It was obvious to all at NCTA’s The National Show No. 52 (June 8-11) that Chicago and its vast McCormick Place — allegedly the biggest building in the world under one roof — had outgrown the cable industry. After a visit to another gargantuan venue, New Orleans’ Morial Centre, in 2004, Bob Sachs and Barbara York will be taking us to San Francisco (thanks, guys!) and then to Las Vegas (yes!).

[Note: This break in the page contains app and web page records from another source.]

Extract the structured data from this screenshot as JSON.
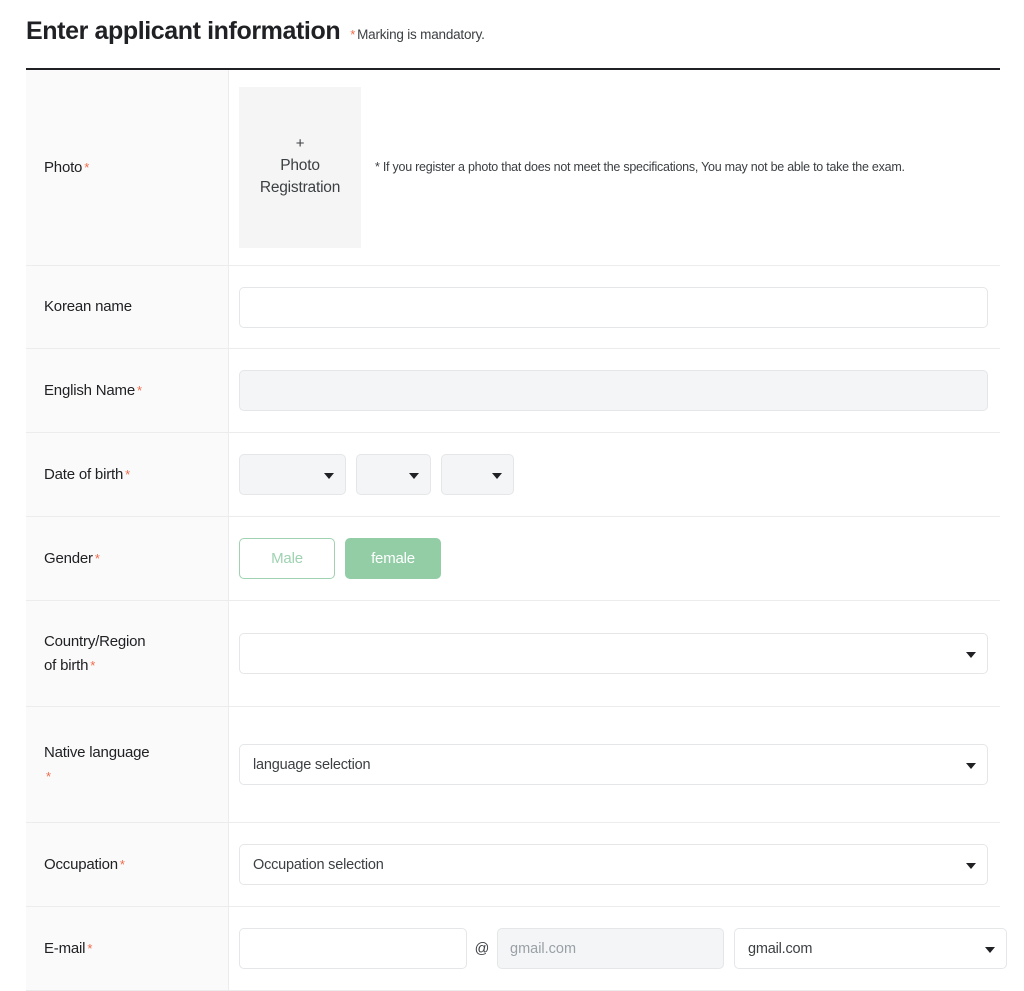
{
  "header": {
    "title": "Enter applicant information",
    "star": "*",
    "mandatory_note": "Marking is mandatory."
  },
  "colors": {
    "required_star": "#ef6b4b",
    "accent_green": "#92cda6",
    "accent_green_outline": "#9fd2b1",
    "table_top_border": "#202124",
    "row_divider": "#ececec",
    "label_bg": "#fafafa",
    "disabled_bg": "#f4f5f6"
  },
  "rows": {
    "photo": {
      "label": "Photo",
      "star": "*",
      "upload_plus": "+",
      "upload_line1": "Photo",
      "upload_line2": "Registration",
      "note": "* If you register a photo that does not meet the specifications, You may not be able to take the exam."
    },
    "korean_name": {
      "label": "Korean name",
      "star": "",
      "value": "",
      "placeholder": ""
    },
    "english_name": {
      "label": "English Name",
      "star": "*",
      "value": "",
      "placeholder": "",
      "disabled": true
    },
    "date_of_birth": {
      "label": "Date of birth",
      "star": "*",
      "year": "",
      "month": "",
      "day": "",
      "caret_icon": "chevron-down-icon"
    },
    "gender": {
      "label": "Gender",
      "star": "*",
      "options": [
        "Male",
        "female"
      ],
      "selected": "female"
    },
    "country_of_birth": {
      "label_line1": "Country/Region",
      "label_line2": "of birth",
      "star": "*",
      "value": "",
      "caret_icon": "chevron-down-icon"
    },
    "native_language": {
      "label": "Native language",
      "star": "*",
      "value": "language selection",
      "caret_icon": "chevron-down-icon"
    },
    "occupation": {
      "label": "Occupation",
      "star": "*",
      "value": "Occupation selection",
      "caret_icon": "chevron-down-icon"
    },
    "email": {
      "label": "E-mail",
      "star": "*",
      "local_value": "",
      "at_symbol": "@",
      "domain_value": "gmail.com",
      "domain_select_value": "gmail.com",
      "caret_icon": "chevron-down-icon"
    }
  }
}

By then maybe we can all fit into the Rio Suites. That’s my obligatory joke about the show’s size, which I really think is a non-issue. The smaller the show the easier it is to make eye contact with someone from Comcast, which is the whole idea of going. That’s my last aside, because people will look back at this show as a watershed in media history. Operators in Chicago had their chests out and chins up, virtually asking satellite operators, telcos and program networks, “Do you want a piece of me?” They flew alphabet flags of HD, VOD, HSD, IP and DVR. And for the first time in memory, they sounded like they might launch all of them at once. Amid all the metal at McCormick, I kept looking for some wood to knock on. Still smarting from satellite’s taking of the video high ground with the first digital service nearly a decade ago, cable sees an edge in bandwidth, something high definition eats for lunch. The show’s HD Pavilion was a prophetic oasis in a desert of missing booths. Most consumers still can’t afford HD sets and screens, but that’s changing as we speak. Talking to Consumer Electronics Assn. president Gary Shapiro at the pavilion, in the glow of two dozen plasma pictures, it was obvious that cable and CEA’s members and display manufacturers have solidified the connection they made with plug-and-play late last year. Go into any Circuit City or Best Buy store and marvel at the growing changes in the digital household. Watch while prices plummet on big screens, thin screens, PCs, digital cameras and surround sound equipment (as much as half every two years), and you’ll see, up close, the invasion of new devices into large rooms and the migration of old ones to hideaways. Comcast’s Mark Coblitz, who led the industry’s effort to enable cable to plug its power more directly into media appliances, told one NCTA audience, “The consumer electronics industry spends $1.5 bil. in marketing a year, with none aimed at cable. But with DVRs, PCs, DVDs and Media Centers having a pod connection for cable, it’s just the beginning. Cable has a real commitment to retail. This is the first show where all the pieces have finally come together.” Another cable tech strategist, Dallas Clement of Cox, said, “Retailers will have products in Q3-Q4 in trial markets with July 1, 2004, the official rollout. But there needs to be a more customer-friendly process, since the subscriber has to report the device’s serial number [which comes up on-screen] to the MSO for billing purposes.” That’s not even step No. 1. MSOs have to decide which items in this toy box to promote first. For example: Some are thinking of pushing HD and DVR, because they want to catch up to, and pass, the two satellite ops who have launched both. But some think DVR is competitive with VOD (which it isn’t), so they may only trial the former while pushing forward on the latter. A possible blunder. There’s a marketing mind-share problem in all this, but the public is ready for affordable DVR and dish customers are getting them first. That’s something cable has to deal with, and it must learn how to market both VOD and DVR, besides HD and IP. Charter’s Steve Silva said, “With our new set-tops, we’ve reclaimed technological leadership. For many years we’ve known all these devices were possible. Now we can actually deliver them.” Amen. Coblitz later repeated his “beginning” remark. He said cable “is all about building a platform, getting paid for it and then we keep going and going. We built hybrid fiber coax, then digital, then IP. We just keep going.” Indeed, TW’s Kevin Leddy said, “We’re trying to figure out the next platform: Is OCAP the next generation of digital architecture?” How’s that for a watershed? Cable hasn’t even sold its newest boxes, and it’s already looking beyond them. Analyst Paul Kagan writes exclusively for CableWorld. He is an active investor and money manager and often owns securities mentioned in his columns. He owns shares of Comcast, AOL Time Warner, Cox and Charter. He may buy or sell before and after the columns are published, and his positions may change at any time. Information in his columns does not represent a recommendation to buy or sell securities, nor is it a solicitation of any securities transaction.